The election of Barack Obama marked a renewal of America’s promise. He is the first African-American elected president and its historical significance cannot be overstated. At least four things need to be addressed: First, the election of a black president represents a remarkable progress in overcoming one of the deepest racial divisions in the American society. Second, he is supported by the vast majority of young voters regardless of its origins and races. It signifies that new generation will take the lead in American society. Third, his election also represents a shift of the political spectrum away from the conservatives in the American society. Americans are tired of ideological dogma and voters went to the polls to place a bet on a better future by handing the power to an unlikely candidate who promised to draw people together rather than exploit their differences. Fourth, his election will reduce the gap between the North and South in their perspectives. This is a true moment for victory not only for Americans but also for those who are yearning for a post-ideological politics and a more secure and just world order. Since he has grown up in the back streets of Jakarta, Indonesia in his youth and has unusual background of understading the poverty in Africa, people outside of the core part of the world tend to have a higher expectation of his presidency.

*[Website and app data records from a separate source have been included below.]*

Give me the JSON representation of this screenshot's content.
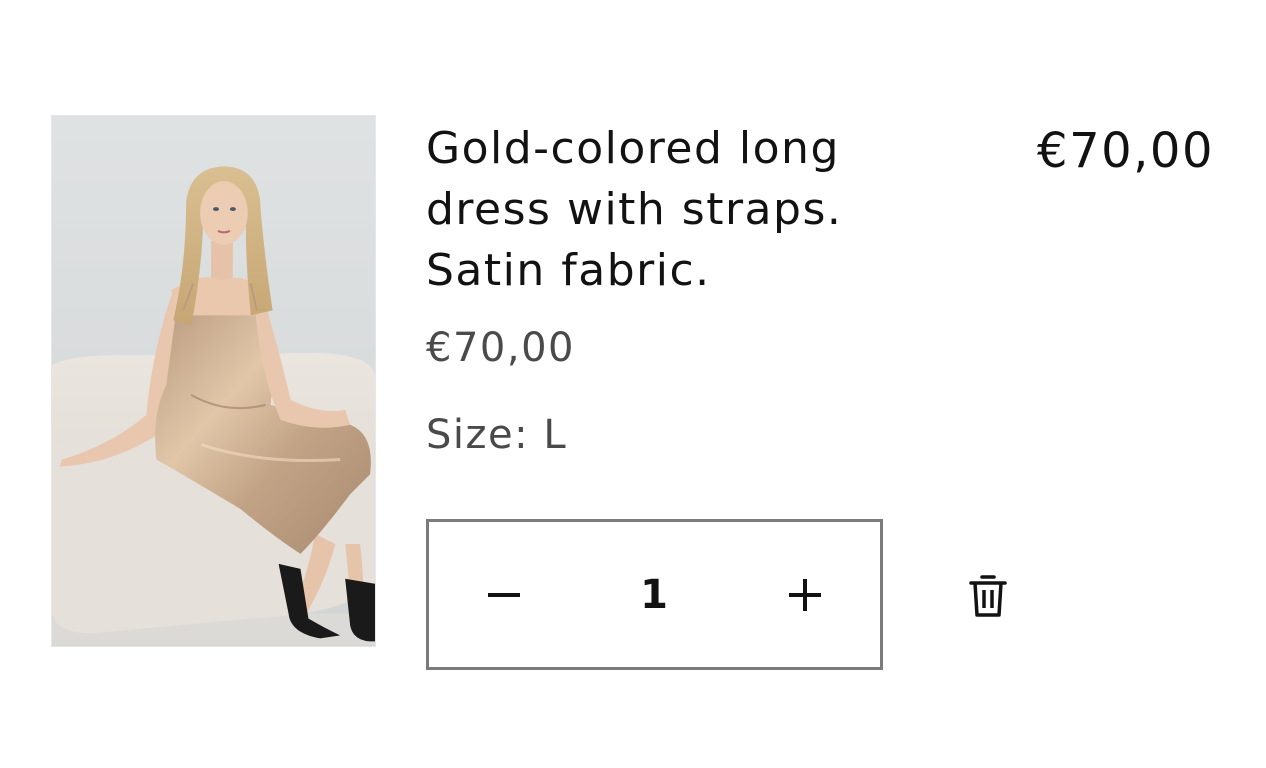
{
  "cart_item": {
    "title": "Gold-colored long dress with straps. Satin fabric.",
    "total_price": "€70,00",
    "unit_price": "€70,00",
    "size_label": "Size:",
    "size_value": "L",
    "quantity": "1",
    "decrease_icon": "minus-icon",
    "increase_icon": "plus-icon",
    "remove_icon": "trash-icon",
    "image_alt": "Model wearing gold satin long dress sitting on a sofa"
  },
  "colors": {
    "text": "#121212",
    "muted_text": "#4a4a4a",
    "border": "#7b7b7b",
    "dress_gold": "#c9a98a"
  }
}
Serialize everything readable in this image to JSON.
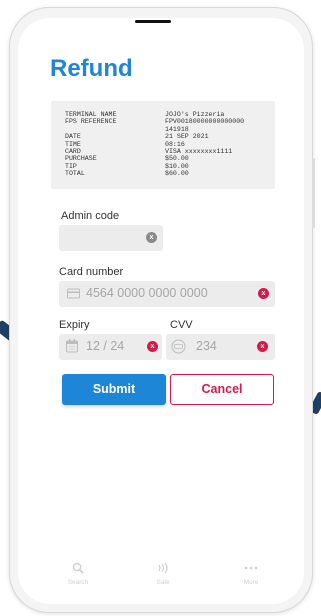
{
  "screen": {
    "title": "Refund"
  },
  "receipt": {
    "labels": "TERMINAL NAME\nFPS REFERENCE\n\nDATE\nTIME\nCARD\nPURCHASE\nTIP\nTOTAL",
    "values": "JOJO's Pizzeria\nFPV00180000000000000\n141918\n21 SEP 2021\n08:16\nVISA xxxxxxxx1111\n$50.00\n$10.00\n$60.00"
  },
  "admin_code": {
    "label": "Admin code",
    "value": ""
  },
  "card_number": {
    "label": "Card number",
    "value": "4564 0000 0000 0000",
    "icon": "credit-card-icon"
  },
  "expiry": {
    "label": "Expiry",
    "value": "12 / 24",
    "icon": "calendar-icon"
  },
  "cvv": {
    "label": "CVV",
    "value": "234",
    "icon": "cvv-icon"
  },
  "clear_glyph": "x",
  "buttons": {
    "submit": "Submit",
    "cancel": "Cancel"
  },
  "nav": [
    {
      "label": "Search",
      "icon": "search-icon"
    },
    {
      "label": "Sale",
      "icon": "contactless-icon"
    },
    {
      "label": "More",
      "icon": "more-icon"
    }
  ],
  "colors": {
    "primary": "#1e86d6",
    "danger": "#d71a4b",
    "field": "#ececec"
  }
}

The question is whether he can transform the world politics to satisfy every voters in the states and supporters of the global village. He is not a miracle-maker with a magic wand in his hand. It is too dangerous to expect that he will solve all those contending issues with soft approaches. He will have to deal with some of the most daunting challanges an American administration has ever faced. The markets are batttered and job losses are skyroketing and it is too difficult to find an easy way out of the current financail crisis even though G-20s are now discussing the issue. As Karl Polany brilliantly analysed in his book of the Great Transformation in 1944, this is not only financial crisis but a more complex crises of losing self-regulating market system, brakedown of balance of power and losing confidence of liberal ideas and philosophy. We vividly remebered that how the Nazism and facism slowly replaces the democratic values when paradigm is lost during the crisis in 1930s.
The real question needs to be posed here is; how we are going to be the better partner with the new President in the United States? The Obama administration will be more constrained economically and less adventurous militarily than the current administration and it will try to reach out to allies and demand a more active participation in shaping the world order. This will be the opportunity for Korea. President Lee Myung-bak has always emphasized the importance of playing a greater regional role for the sake of making a secure, greener, and more prosperous world. But, in order to become the valuable player, Koreans need to endure more sacrifices and be ready to bear the burden.
Currently, there exists an unhealthy euphoria in South Korea that president-elect will contact with Kim Jong-il soon to facilitate the normalization process as he once suggested during the campaign. However, it is unlikely that he is going to rush into Pyongyang to discuss the matter with its leader. On the contrary, he would not allow Pyongyang to go forward without proving that it completely gives up its nuclear option.
How to protect alliance from domestic politics continues to be a key agenda. Thus far, the reevaluation of new converging interests is not confirmed yet between the two governments. A comprehensive “Joint Statement for the ROK-US Strategic Alliance for the 21st Century” is needed after the inauguration of the Obama administration in January 2009. In order to do that it is better to start earlier the strategic dialogue and to discuss how we can operationalize the global Korea and show our vision and willingness to be a meaningful partner for the new American administration.